───── DATA SUPPLIED ─────
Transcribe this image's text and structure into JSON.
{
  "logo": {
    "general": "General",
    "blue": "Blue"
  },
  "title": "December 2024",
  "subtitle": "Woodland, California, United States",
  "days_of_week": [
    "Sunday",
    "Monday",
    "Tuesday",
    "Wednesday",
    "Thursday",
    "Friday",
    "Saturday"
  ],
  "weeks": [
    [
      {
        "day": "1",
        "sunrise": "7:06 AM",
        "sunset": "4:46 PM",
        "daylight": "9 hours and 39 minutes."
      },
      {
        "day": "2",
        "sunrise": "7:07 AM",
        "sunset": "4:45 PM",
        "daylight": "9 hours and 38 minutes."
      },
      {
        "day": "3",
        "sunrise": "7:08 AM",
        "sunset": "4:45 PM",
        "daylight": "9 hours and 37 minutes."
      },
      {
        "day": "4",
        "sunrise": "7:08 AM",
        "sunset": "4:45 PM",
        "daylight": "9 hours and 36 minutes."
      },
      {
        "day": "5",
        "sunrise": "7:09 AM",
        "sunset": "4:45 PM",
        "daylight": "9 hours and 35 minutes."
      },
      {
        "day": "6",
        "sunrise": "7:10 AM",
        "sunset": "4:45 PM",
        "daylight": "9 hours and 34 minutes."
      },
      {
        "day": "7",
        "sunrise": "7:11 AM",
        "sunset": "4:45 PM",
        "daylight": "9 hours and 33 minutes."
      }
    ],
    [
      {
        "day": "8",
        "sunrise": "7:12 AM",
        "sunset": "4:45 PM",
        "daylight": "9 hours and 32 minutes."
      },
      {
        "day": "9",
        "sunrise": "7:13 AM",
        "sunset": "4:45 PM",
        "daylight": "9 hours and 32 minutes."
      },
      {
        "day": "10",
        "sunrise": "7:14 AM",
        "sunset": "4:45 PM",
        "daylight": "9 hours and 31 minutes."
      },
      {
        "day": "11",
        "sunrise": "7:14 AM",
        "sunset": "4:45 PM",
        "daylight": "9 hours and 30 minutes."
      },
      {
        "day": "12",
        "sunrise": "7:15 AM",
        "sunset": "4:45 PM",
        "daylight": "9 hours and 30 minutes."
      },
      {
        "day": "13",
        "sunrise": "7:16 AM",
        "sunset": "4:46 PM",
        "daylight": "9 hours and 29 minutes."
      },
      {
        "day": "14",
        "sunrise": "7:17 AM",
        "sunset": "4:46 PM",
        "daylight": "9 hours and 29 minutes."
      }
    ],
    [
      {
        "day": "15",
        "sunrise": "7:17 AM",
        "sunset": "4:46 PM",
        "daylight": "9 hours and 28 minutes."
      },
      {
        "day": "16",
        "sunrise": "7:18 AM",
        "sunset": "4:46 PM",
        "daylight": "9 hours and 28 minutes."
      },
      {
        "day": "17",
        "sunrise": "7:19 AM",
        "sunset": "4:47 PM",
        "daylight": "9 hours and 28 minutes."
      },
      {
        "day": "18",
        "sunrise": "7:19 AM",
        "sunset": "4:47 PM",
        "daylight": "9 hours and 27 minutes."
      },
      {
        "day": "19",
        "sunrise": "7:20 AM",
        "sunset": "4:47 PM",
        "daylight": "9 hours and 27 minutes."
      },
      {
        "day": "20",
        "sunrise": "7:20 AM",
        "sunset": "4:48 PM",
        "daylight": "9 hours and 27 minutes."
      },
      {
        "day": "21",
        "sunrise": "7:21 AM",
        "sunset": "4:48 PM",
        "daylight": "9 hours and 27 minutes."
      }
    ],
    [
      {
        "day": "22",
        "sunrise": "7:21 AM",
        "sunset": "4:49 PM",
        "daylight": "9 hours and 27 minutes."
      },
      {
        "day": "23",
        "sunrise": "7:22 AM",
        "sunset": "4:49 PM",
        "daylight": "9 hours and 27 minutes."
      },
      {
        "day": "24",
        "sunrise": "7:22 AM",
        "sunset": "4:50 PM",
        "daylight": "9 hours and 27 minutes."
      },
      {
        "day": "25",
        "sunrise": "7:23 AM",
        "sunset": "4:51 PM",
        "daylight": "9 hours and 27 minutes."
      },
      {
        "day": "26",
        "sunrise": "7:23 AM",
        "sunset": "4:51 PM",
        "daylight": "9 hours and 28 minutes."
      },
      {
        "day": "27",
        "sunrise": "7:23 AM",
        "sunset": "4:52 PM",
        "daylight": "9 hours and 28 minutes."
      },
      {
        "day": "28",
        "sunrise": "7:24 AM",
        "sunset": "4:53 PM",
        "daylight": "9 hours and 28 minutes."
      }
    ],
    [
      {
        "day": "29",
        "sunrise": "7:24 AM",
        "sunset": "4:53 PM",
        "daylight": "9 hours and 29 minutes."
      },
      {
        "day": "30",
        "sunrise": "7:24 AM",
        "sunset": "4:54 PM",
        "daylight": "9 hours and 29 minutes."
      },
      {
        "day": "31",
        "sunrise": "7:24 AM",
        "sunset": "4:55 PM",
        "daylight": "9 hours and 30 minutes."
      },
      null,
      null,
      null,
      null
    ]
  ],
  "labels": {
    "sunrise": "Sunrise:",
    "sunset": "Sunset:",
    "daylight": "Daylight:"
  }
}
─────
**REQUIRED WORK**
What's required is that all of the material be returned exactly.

**SOLUTION**
Transcribe this image's text and structure into JSON.
{
  "logo": {
    "general": "General",
    "blue": "Blue"
  },
  "title": "December 2024",
  "subtitle": "Woodland, California, United States",
  "days_of_week": [
    "Sunday",
    "Monday",
    "Tuesday",
    "Wednesday",
    "Thursday",
    "Friday",
    "Saturday"
  ],
  "weeks": [
    [
      {
        "day": "1",
        "sunrise": "7:06 AM",
        "sunset": "4:46 PM",
        "daylight": "9 hours and 39 minutes."
      },
      {
        "day": "2",
        "sunrise": "7:07 AM",
        "sunset": "4:45 PM",
        "daylight": "9 hours and 38 minutes."
      },
      {
        "day": "3",
        "sunrise": "7:08 AM",
        "sunset": "4:45 PM",
        "daylight": "9 hours and 37 minutes."
      },
      {
        "day": "4",
        "sunrise": "7:08 AM",
        "sunset": "4:45 PM",
        "daylight": "9 hours and 36 minutes."
      },
      {
        "day": "5",
        "sunrise": "7:09 AM",
        "sunset": "4:45 PM",
        "daylight": "9 hours and 35 minutes."
      },
      {
        "day": "6",
        "sunrise": "7:10 AM",
        "sunset": "4:45 PM",
        "daylight": "9 hours and 34 minutes."
      },
      {
        "day": "7",
        "sunrise": "7:11 AM",
        "sunset": "4:45 PM",
        "daylight": "9 hours and 33 minutes."
      }
    ],
    [
      {
        "day": "8",
        "sunrise": "7:12 AM",
        "sunset": "4:45 PM",
        "daylight": "9 hours and 32 minutes."
      },
      {
        "day": "9",
        "sunrise": "7:13 AM",
        "sunset": "4:45 PM",
        "daylight": "9 hours and 32 minutes."
      },
      {
        "day": "10",
        "sunrise": "7:14 AM",
        "sunset": "4:45 PM",
        "daylight": "9 hours and 31 minutes."
      },
      {
        "day": "11",
        "sunrise": "7:14 AM",
        "sunset": "4:45 PM",
        "daylight": "9 hours and 30 minutes."
      },
      {
        "day": "12",
        "sunrise": "7:15 AM",
        "sunset": "4:45 PM",
        "daylight": "9 hours and 30 minutes."
      },
      {
        "day": "13",
        "sunrise": "7:16 AM",
        "sunset": "4:46 PM",
        "daylight": "9 hours and 29 minutes."
      },
      {
        "day": "14",
        "sunrise": "7:17 AM",
        "sunset": "4:46 PM",
        "daylight": "9 hours and 29 minutes."
      }
    ],
    [
      {
        "day": "15",
        "sunrise": "7:17 AM",
        "sunset": "4:46 PM",
        "daylight": "9 hours and 28 minutes."
      },
      {
        "day": "16",
        "sunrise": "7:18 AM",
        "sunset": "4:46 PM",
        "daylight": "9 hours and 28 minutes."
      },
      {
        "day": "17",
        "sunrise": "7:19 AM",
        "sunset": "4:47 PM",
        "daylight": "9 hours and 28 minutes."
      },
      {
        "day": "18",
        "sunrise": "7:19 AM",
        "sunset": "4:47 PM",
        "daylight": "9 hours and 27 minutes."
      },
      {
        "day": "19",
        "sunrise": "7:20 AM",
        "sunset": "4:47 PM",
        "daylight": "9 hours and 27 minutes."
      },
      {
        "day": "20",
        "sunrise": "7:20 AM",
        "sunset": "4:48 PM",
        "daylight": "9 hours and 27 minutes."
      },
      {
        "day": "21",
        "sunrise": "7:21 AM",
        "sunset": "4:48 PM",
        "daylight": "9 hours and 27 minutes."
      }
    ],
    [
      {
        "day": "22",
        "sunrise": "7:21 AM",
        "sunset": "4:49 PM",
        "daylight": "9 hours and 27 minutes."
      },
      {
        "day": "23",
        "sunrise": "7:22 AM",
        "sunset": "4:49 PM",
        "daylight": "9 hours and 27 minutes."
      },
      {
        "day": "24",
        "sunrise": "7:22 AM",
        "sunset": "4:50 PM",
        "daylight": "9 hours and 27 minutes."
      },
      {
        "day": "25",
        "sunrise": "7:23 AM",
        "sunset": "4:51 PM",
        "daylight": "9 hours and 27 minutes."
      },
      {
        "day": "26",
        "sunrise": "7:23 AM",
        "sunset": "4:51 PM",
        "daylight": "9 hours and 28 minutes."
      },
      {
        "day": "27",
        "sunrise": "7:23 AM",
        "sunset": "4:52 PM",
        "daylight": "9 hours and 28 minutes."
      },
      {
        "day": "28",
        "sunrise": "7:24 AM",
        "sunset": "4:53 PM",
        "daylight": "9 hours and 28 minutes."
      }
    ],
    [
      {
        "day": "29",
        "sunrise": "7:24 AM",
        "sunset": "4:53 PM",
        "daylight": "9 hours and 29 minutes."
      },
      {
        "day": "30",
        "sunrise": "7:24 AM",
        "sunset": "4:54 PM",
        "daylight": "9 hours and 29 minutes."
      },
      {
        "day": "31",
        "sunrise": "7:24 AM",
        "sunset": "4:55 PM",
        "daylight": "9 hours and 30 minutes."
      },
      null,
      null,
      null,
      null
    ]
  ],
  "labels": {
    "sunrise": "Sunrise:",
    "sunset": "Sunset:",
    "daylight": "Daylight:"
  }
}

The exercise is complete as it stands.